Your task: Below are records to repeat exactly. Omit the pictures from the copy.

Entries from a dataset of interfaces:
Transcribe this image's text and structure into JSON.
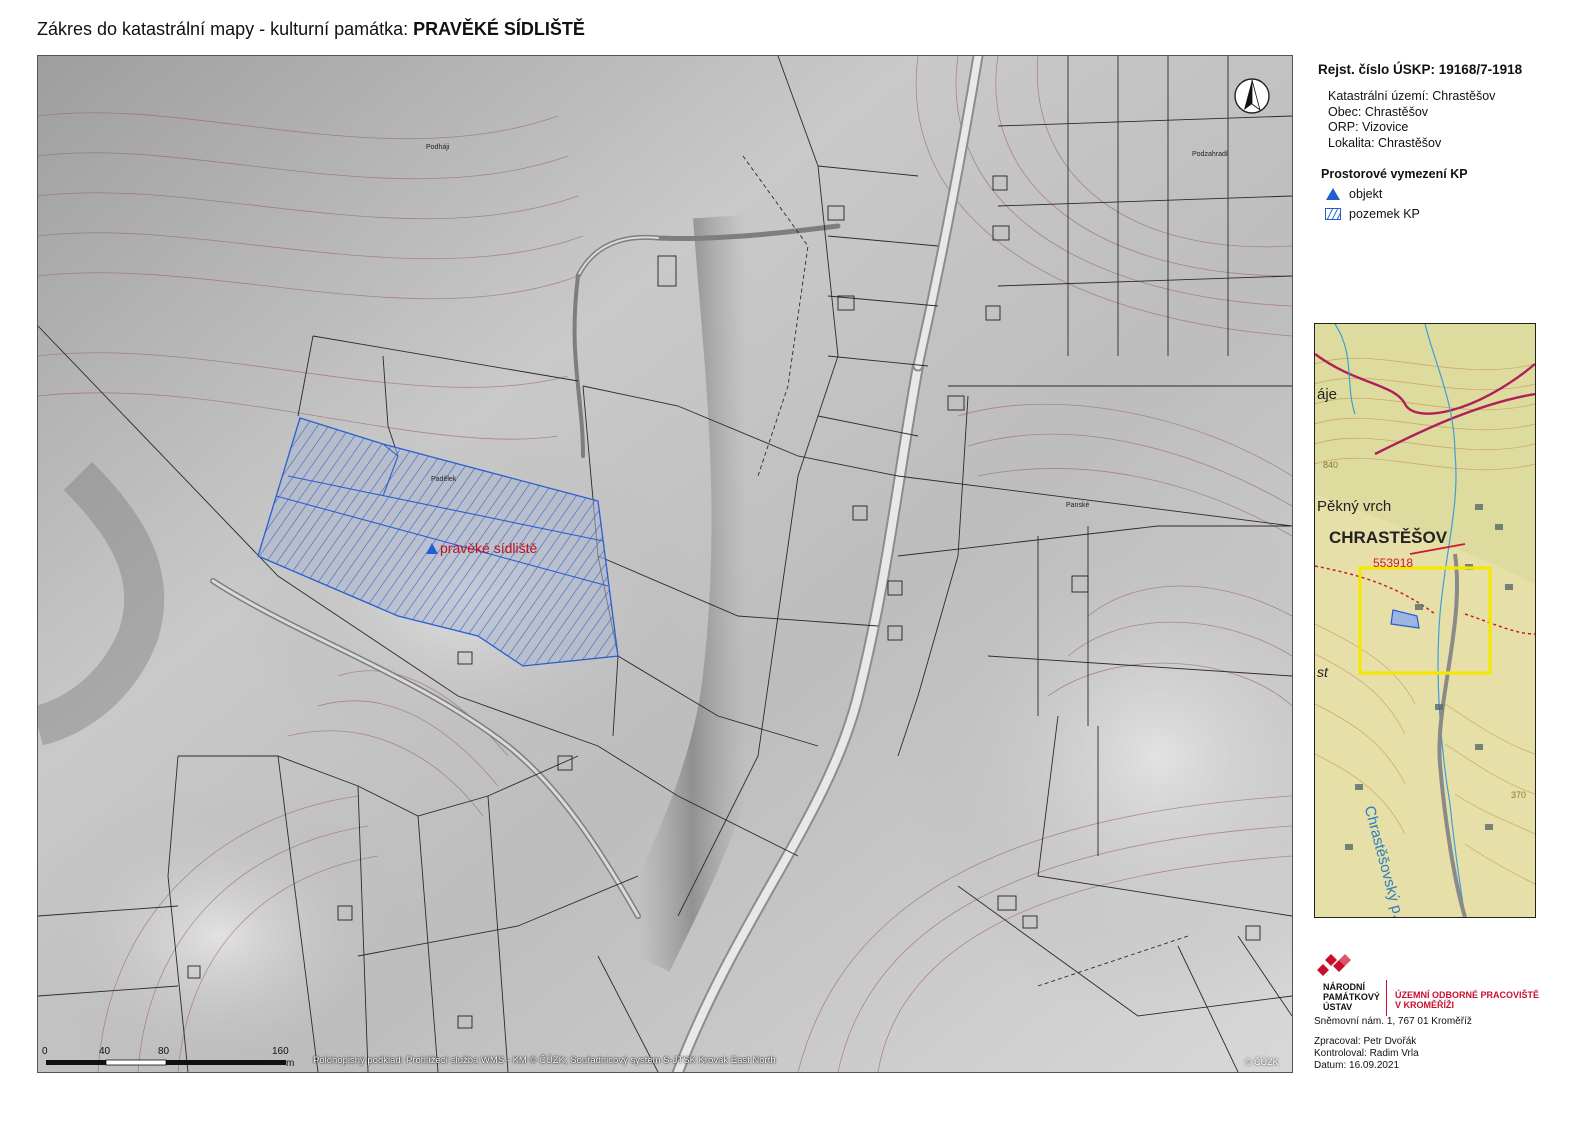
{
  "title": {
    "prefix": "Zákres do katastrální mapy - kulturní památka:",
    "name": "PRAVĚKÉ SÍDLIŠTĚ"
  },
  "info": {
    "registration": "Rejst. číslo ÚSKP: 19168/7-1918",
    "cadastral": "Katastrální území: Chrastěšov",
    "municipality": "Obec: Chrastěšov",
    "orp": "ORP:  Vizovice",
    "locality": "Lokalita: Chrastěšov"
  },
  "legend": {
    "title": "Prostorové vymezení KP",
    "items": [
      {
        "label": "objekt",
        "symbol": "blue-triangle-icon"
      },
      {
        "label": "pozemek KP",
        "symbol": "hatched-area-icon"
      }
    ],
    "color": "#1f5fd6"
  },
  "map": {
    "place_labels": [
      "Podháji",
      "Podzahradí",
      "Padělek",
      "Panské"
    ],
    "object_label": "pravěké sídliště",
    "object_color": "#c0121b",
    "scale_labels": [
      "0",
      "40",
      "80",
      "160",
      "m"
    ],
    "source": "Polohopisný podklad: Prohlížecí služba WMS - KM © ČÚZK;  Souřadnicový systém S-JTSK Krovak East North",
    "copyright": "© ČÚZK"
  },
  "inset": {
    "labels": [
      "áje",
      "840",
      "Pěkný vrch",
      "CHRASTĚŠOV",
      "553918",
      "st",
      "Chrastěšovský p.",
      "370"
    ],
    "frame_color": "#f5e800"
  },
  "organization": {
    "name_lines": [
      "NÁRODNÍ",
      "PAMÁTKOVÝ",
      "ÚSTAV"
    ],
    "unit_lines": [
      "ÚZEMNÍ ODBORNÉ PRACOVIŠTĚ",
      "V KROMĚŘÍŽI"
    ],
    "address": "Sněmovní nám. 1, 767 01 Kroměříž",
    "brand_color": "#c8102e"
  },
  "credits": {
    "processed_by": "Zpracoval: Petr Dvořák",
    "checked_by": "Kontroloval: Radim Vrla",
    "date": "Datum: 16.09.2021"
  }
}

The completed task:
Transcribe this image's text and structure into JSON.
{
  "title": {
    "prefix": "Zákres do katastrální mapy - kulturní památka:",
    "name": "PRAVĚKÉ SÍDLIŠTĚ"
  },
  "info": {
    "registration": "Rejst. číslo ÚSKP: 19168/7-1918",
    "cadastral": "Katastrální území: Chrastěšov",
    "municipality": "Obec: Chrastěšov",
    "orp": "ORP:  Vizovice",
    "locality": "Lokalita: Chrastěšov"
  },
  "legend": {
    "title": "Prostorové vymezení KP",
    "items": [
      {
        "label": "objekt",
        "symbol": "blue-triangle-icon"
      },
      {
        "label": "pozemek KP",
        "symbol": "hatched-area-icon"
      }
    ],
    "color": "#1f5fd6"
  },
  "map": {
    "place_labels": [
      "Podháji",
      "Podzahradí",
      "Padělek",
      "Panské"
    ],
    "object_label": "pravěké sídliště",
    "object_color": "#c0121b",
    "scale_labels": [
      "0",
      "40",
      "80",
      "160",
      "m"
    ],
    "source": "Polohopisný podklad: Prohlížecí služba WMS - KM © ČÚZK;  Souřadnicový systém S-JTSK Krovak East North",
    "copyright": "© ČÚZK"
  },
  "inset": {
    "labels": [
      "áje",
      "840",
      "Pěkný vrch",
      "CHRASTĚŠOV",
      "553918",
      "st",
      "Chrastěšovský p.",
      "370"
    ],
    "frame_color": "#f5e800"
  },
  "organization": {
    "name_lines": [
      "NÁRODNÍ",
      "PAMÁTKOVÝ",
      "ÚSTAV"
    ],
    "unit_lines": [
      "ÚZEMNÍ ODBORNÉ PRACOVIŠTĚ",
      "V KROMĚŘÍŽI"
    ],
    "address": "Sněmovní nám. 1, 767 01 Kroměříž",
    "brand_color": "#c8102e"
  },
  "credits": {
    "processed_by": "Zpracoval: Petr Dvořák",
    "checked_by": "Kontroloval: Radim Vrla",
    "date": "Datum: 16.09.2021"
  }
}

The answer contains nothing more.